Why manage Business Processes in SharePoint?
SharePoint can be an excellent fit for managing business processes. Users often have existing experience with SharePoint, or with adjacent technologies such as OneDrive or DropBox. SharePoint as a platform has expansive potential for introducing the latest technologies to your business processes.
When you choose to manage a business process in SharePoint, you are deciding to use a platform that is both simple and deeply extensible.
One core benefit of SharePoint is that it is a world-class solution designed to be the best place to host documents. SharePoint as a platform is deeply integrated with the Office 365 suite of products, including both common business apps such as Word and Excel, but also cutting-edge workflow design tools such as Microsoft Flow. SharePoint is constantly being improved by Microsoft, and has recently benefited from a new, revised 'Modern' experience and interface update.
With SharePoint, lists and document libraries are both enabled for multi-user editing, meaning that many users can edit lists and documents simultaneously through real-time remote collaboration. SharePoint as a collaboration tool means that users can be aware of who else is editing a file, and see their updates in real-time, preventing overwritten changes while both progressing on a shared document together.
External users, such as clients or contractors, can even visit pre-approved secure areas of your corporate SharePoint intranet. Limited to a site, a single list, or even a single folder or file within a document library, you can ensure your guest users can access only what they need to. Settings can limit access to view-only or download-only, or even set permissions to expire after a time duration.
SharePoint is often a great fit for business processes, enabling these processes to reach out to external clients or contractors, and enabling users to simultaneously work on documents together. As a platform, it benefits from constant innovation including and beyond the familiar Office suite of products.
Third-party add-ons such as DocuSign can be leveraged to manage legally-binding approval processes. The completed, signed document is automatically backed up in both SharePoint and DocuSign.
What can we do with SharePoint Business Processes?
With data and documents hosted in SharePoint, the possibilities for improving business processes are nearly limitless. Using Microsoft's cutting-edge workflow technology, we can implement anything from dashboards to keep workers apprised of the status of their business processes, to semi-automations which can make repetitive or standardized tasks easier to execute.
Depending on whether the process is document-centric or not, we will set up the business process as either a list or a library. Then, using additional columns or 'metadata' (data about data—for instance the status of a document) we can set up a wide variety of workflow actions or triggers.
Workflow triggers can include, but are certainly not limited to dates. For instance, if a document exceeds or comes within a week of its due date, send a reminder to a user. This method can be used for managing contract renewals — alerting the responsible role of a required action when it comes time to do so.
Another example is timesheets. Using SharePoint forms, users can submit timesheets to a SharePoint list, complete with hours details or hours allocations per-project. These entries can then be filed per pay period according to the date of the timesheet, and even filed according to project. Calculated summaries can be extracted to show hours worked per user per project.

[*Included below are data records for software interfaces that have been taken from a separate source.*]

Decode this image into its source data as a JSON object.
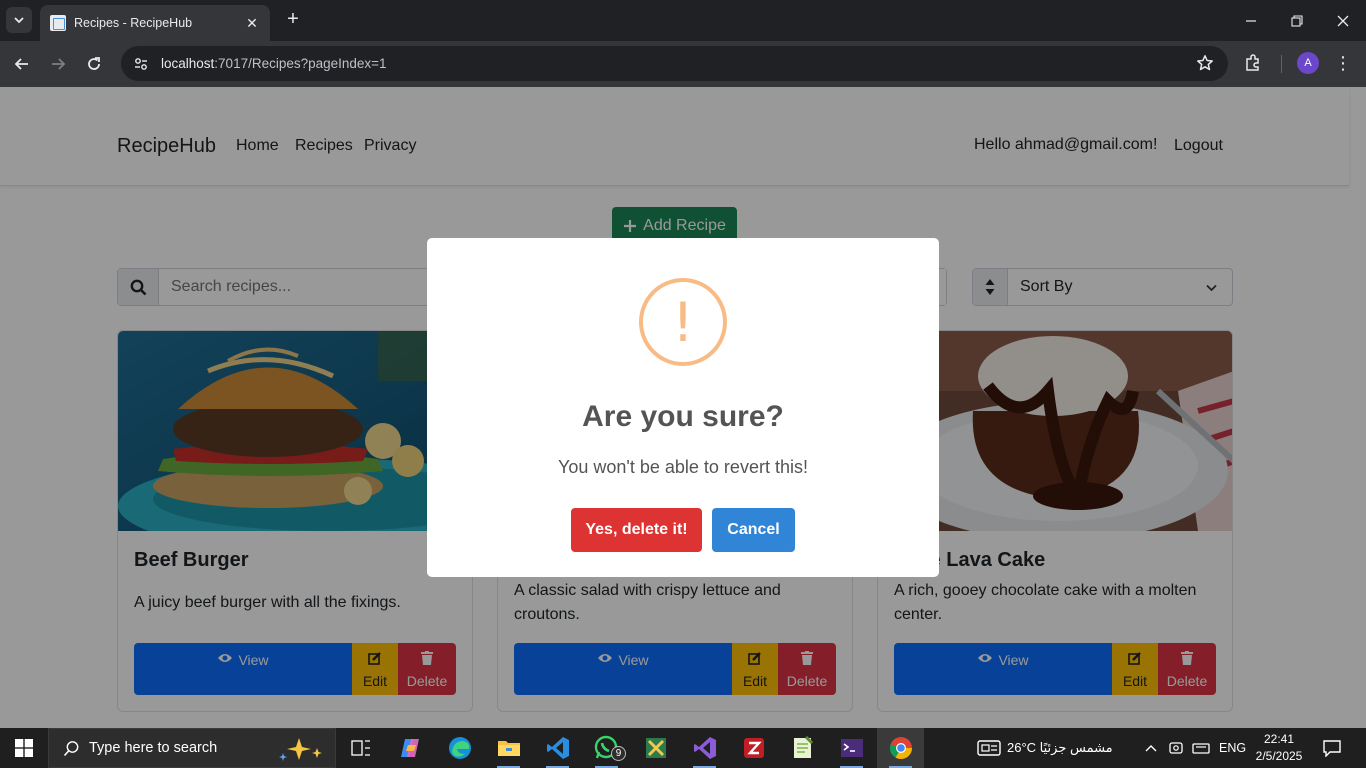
{
  "browser": {
    "tab_title": "Recipes - RecipeHub",
    "url_host": "localhost",
    "url_rest": ":7017/Recipes?pageIndex=1",
    "profile_initial": "A"
  },
  "navbar": {
    "brand": "RecipeHub",
    "links": [
      "Home",
      "Recipes",
      "Privacy"
    ],
    "greeting": "Hello ahmad@gmail.com!",
    "logout": "Logout"
  },
  "toolbar": {
    "add_label": "Add Recipe",
    "search_placeholder": "Search recipes...",
    "sort_label": "Sort By"
  },
  "cards": [
    {
      "title": "Beef Burger",
      "description": "A juicy beef burger with all the fixings.",
      "view": "View",
      "edit": "Edit",
      "delete": "Delete"
    },
    {
      "title": "",
      "description": "A classic salad with crispy lettuce and croutons.",
      "view": "View",
      "edit": "Edit",
      "delete": "Delete"
    },
    {
      "title": "olate Lava Cake",
      "description": "A rich, gooey chocolate cake with a molten center.",
      "view": "View",
      "edit": "Edit",
      "delete": "Delete"
    }
  ],
  "modal": {
    "icon": "!",
    "title": "Are you sure?",
    "text": "You won't be able to revert this!",
    "confirm": "Yes, delete it!",
    "cancel": "Cancel"
  },
  "taskbar": {
    "search_placeholder": "Type here to search",
    "whatsapp_badge": "9",
    "weather": "26°C  مشمس جزئيًا",
    "language": "ENG",
    "time": "22:41",
    "date": "2/5/2025"
  },
  "colors": {
    "success": "#198754",
    "primary": "#0d6efd",
    "warning": "#ffc107",
    "danger": "#dc3545",
    "swal_confirm": "#dd3333",
    "swal_cancel": "#3085d6",
    "swal_warning": "#f8bb86"
  }
}
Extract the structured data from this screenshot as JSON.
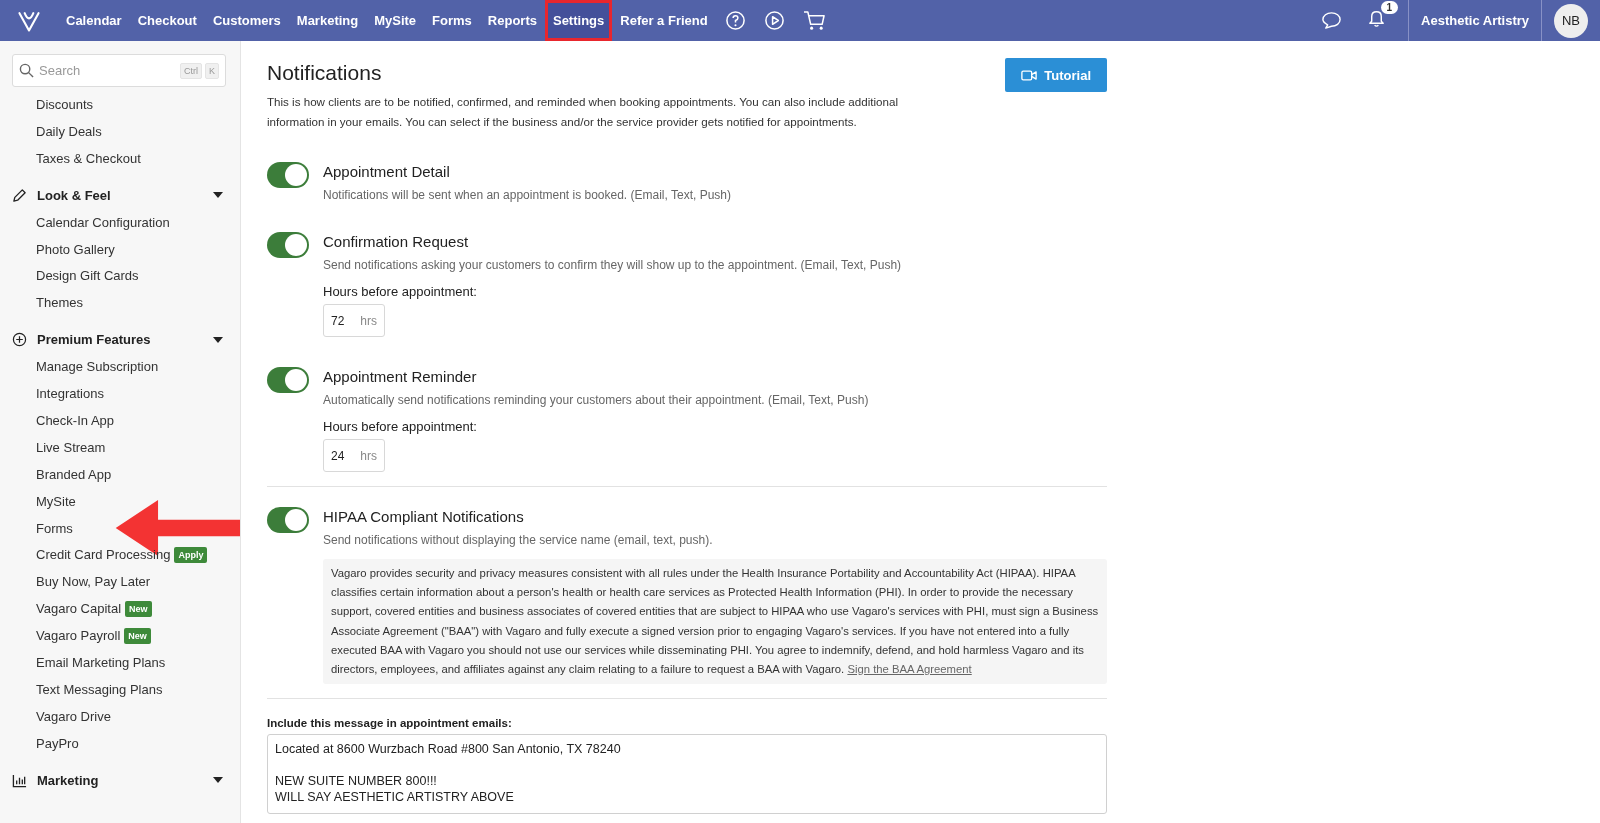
{
  "topbar": {
    "nav": [
      {
        "label": "Calendar",
        "selected": false,
        "highlighted": false
      },
      {
        "label": "Checkout",
        "selected": false,
        "highlighted": false
      },
      {
        "label": "Customers",
        "selected": false,
        "highlighted": false
      },
      {
        "label": "Marketing",
        "selected": false,
        "highlighted": false
      },
      {
        "label": "MySite",
        "selected": false,
        "highlighted": false
      },
      {
        "label": "Forms",
        "selected": false,
        "highlighted": false
      },
      {
        "label": "Reports",
        "selected": false,
        "highlighted": false
      },
      {
        "label": "Settings",
        "selected": true,
        "highlighted": true
      },
      {
        "label": "Refer a Friend",
        "selected": false,
        "highlighted": false
      }
    ],
    "notification_count": "1",
    "business": "Aesthetic Artistry",
    "avatar": "NB"
  },
  "sidebar": {
    "search": {
      "placeholder": "Search",
      "keys": [
        "Ctrl",
        "K"
      ]
    },
    "groups": [
      {
        "items": [
          {
            "label": "Discounts"
          },
          {
            "label": "Daily Deals"
          },
          {
            "label": "Taxes & Checkout"
          }
        ]
      },
      {
        "title": "Look & Feel",
        "kind": "pencil",
        "expanded": true,
        "items": [
          {
            "label": "Calendar Configuration"
          },
          {
            "label": "Photo Gallery"
          },
          {
            "label": "Design Gift Cards"
          },
          {
            "label": "Themes"
          }
        ]
      },
      {
        "title": "Premium Features",
        "kind": "plus",
        "expanded": true,
        "items": [
          {
            "label": "Manage Subscription"
          },
          {
            "label": "Integrations"
          },
          {
            "label": "Check-In App"
          },
          {
            "label": "Live Stream"
          },
          {
            "label": "Branded App"
          },
          {
            "label": "MySite"
          },
          {
            "label": "Forms",
            "pointed": true
          },
          {
            "label": "Credit Card Processing",
            "badge": "Apply"
          },
          {
            "label": "Buy Now, Pay Later"
          },
          {
            "label": "Vagaro Capital",
            "badge": "New"
          },
          {
            "label": "Vagaro Payroll",
            "badge": "New"
          },
          {
            "label": "Email Marketing Plans"
          },
          {
            "label": "Text Messaging Plans"
          },
          {
            "label": "Vagaro Drive"
          },
          {
            "label": "PayPro"
          }
        ]
      },
      {
        "title": "Marketing",
        "kind": "chart",
        "expanded": true
      }
    ]
  },
  "page": {
    "title": "Notifications",
    "tutorial_button": "Tutorial",
    "description": "This is how clients are to be notified, confirmed, and reminded when booking appointments. You can also include additional information in your emails. You can select if the business and/or the service provider gets notified for appointments.",
    "settings": [
      {
        "title": "Appointment Detail",
        "on": true,
        "description": "Notifications will be sent when an appointment is booked. (Email, Text, Push)"
      },
      {
        "title": "Confirmation Request",
        "on": true,
        "description": "Send notifications asking your customers to confirm they will show up to the appointment. (Email, Text, Push)",
        "hours": {
          "label": "Hours before appointment:",
          "value": "72",
          "unit": "hrs"
        }
      },
      {
        "title": "Appointment Reminder",
        "on": true,
        "description": "Automatically send notifications reminding your customers about their appointment. (Email, Text, Push)",
        "hours": {
          "label": "Hours before appointment:",
          "value": "24",
          "unit": "hrs"
        }
      },
      {
        "title": "HIPAA Compliant Notifications",
        "on": true,
        "description": "Send notifications without displaying the service name (email, text, push).",
        "notice": "Vagaro provides security and privacy measures consistent with all rules under the Health Insurance Portability and Accountability Act (HIPAA). HIPAA classifies certain information about a person's health or health care services as Protected Health Information (PHI). In order to provide the necessary support, covered entities and business associates of covered entities that are subject to HIPAA who use Vagaro's services with PHI, must sign a Business Associate Agreement (\"BAA\") with Vagaro and fully execute a signed version prior to engaging Vagaro's services. If you have not entered into a fully executed BAA with Vagaro you should not use our services while disseminating PHI. You agree to indemnify, defend, and hold harmless Vagaro and its directors, employees, and affiliates against any claim relating to a failure to request a BAA with Vagaro.",
        "notice_link": "Sign the BAA Agreement"
      }
    ],
    "message": {
      "label": "Include this message in appointment emails:",
      "paragraphs": [
        [
          "Located at 8600 Wurzbach Road #800 San Antonio, TX 78240"
        ],
        [
          "NEW SUITE NUMBER 800!!!",
          "WILL SAY AESTHETIC ARTISTRY ABOVE"
        ]
      ]
    }
  }
}
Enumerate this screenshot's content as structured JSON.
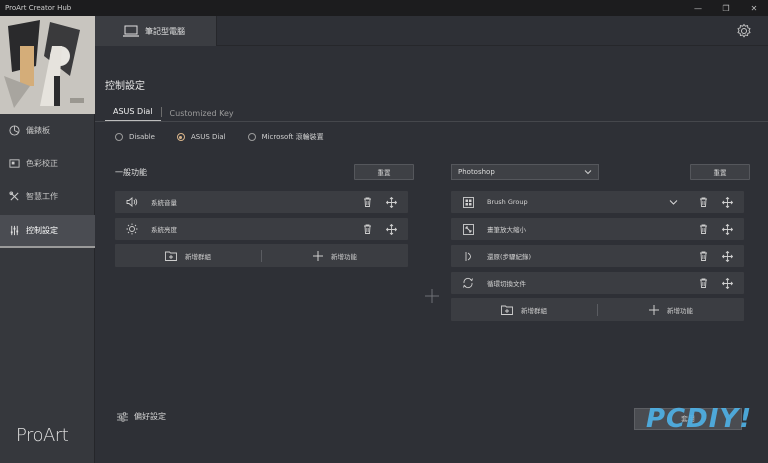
{
  "window": {
    "title": "ProArt Creator Hub",
    "minimize": "—",
    "maximize": "❐",
    "close": "✕"
  },
  "device_tab": {
    "label": "筆記型電腦"
  },
  "sidebar": {
    "brand": "ProArt",
    "items": [
      {
        "label": "儀錶板",
        "icon": "dashboard-icon"
      },
      {
        "label": "色彩校正",
        "icon": "color-icon"
      },
      {
        "label": "智慧工作",
        "icon": "tools-icon"
      },
      {
        "label": "控制設定",
        "icon": "sliders-icon",
        "active": true
      }
    ]
  },
  "main": {
    "title": "控制設定",
    "tabs": [
      {
        "label": "ASUS Dial",
        "active": true
      },
      {
        "label": "Customized Key",
        "active": false
      }
    ],
    "radios": [
      {
        "label": "Disable",
        "selected": false
      },
      {
        "label": "ASUS Dial",
        "selected": true
      },
      {
        "label": "Microsoft 滾輪裝置",
        "selected": false
      }
    ],
    "general": {
      "label": "一般功能",
      "reset_label": "重置",
      "items": [
        {
          "label": "系統音量",
          "icon": "volume-icon"
        },
        {
          "label": "系統亮度",
          "icon": "brightness-icon"
        }
      ],
      "add_group": "新增群組",
      "add_function": "新增功能"
    },
    "app": {
      "selected": "Photoshop",
      "reset_label": "重置",
      "items": [
        {
          "label": "Brush Group",
          "icon": "grid-icon",
          "expandable": true
        },
        {
          "label": "畫筆放大縮小",
          "icon": "resize-icon"
        },
        {
          "label": "還原(步驟紀錄)",
          "icon": "undo-icon"
        },
        {
          "label": "循環切換文件",
          "icon": "cycle-icon"
        }
      ],
      "add_group": "新增群組",
      "add_function": "新增功能"
    },
    "preferences_label": "偏好設定",
    "apply_label": "套用",
    "watermark": "PCDIY!"
  },
  "colors": {
    "accent": "#d8b48a",
    "background": "#2e3036",
    "panel": "#3b3d42",
    "watermark": "#4fb3e8"
  }
}
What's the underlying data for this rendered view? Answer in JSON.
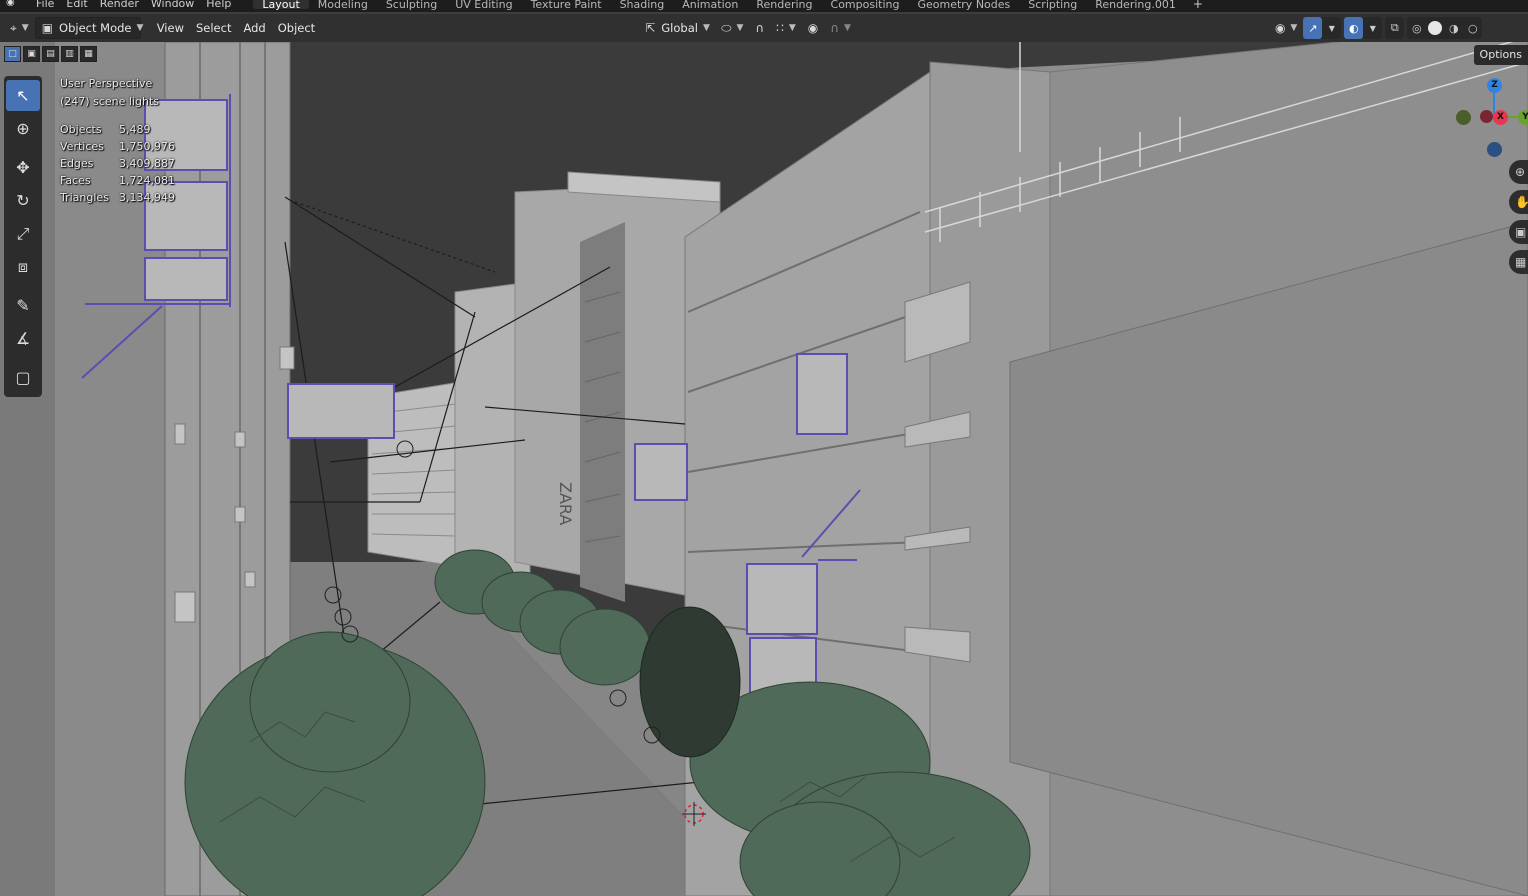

SharePoint offers nearly limitless opportunities for managing business processes collaboratively. We often mix, match, and customize existing actions provided by Microsoft to suit your process precisely.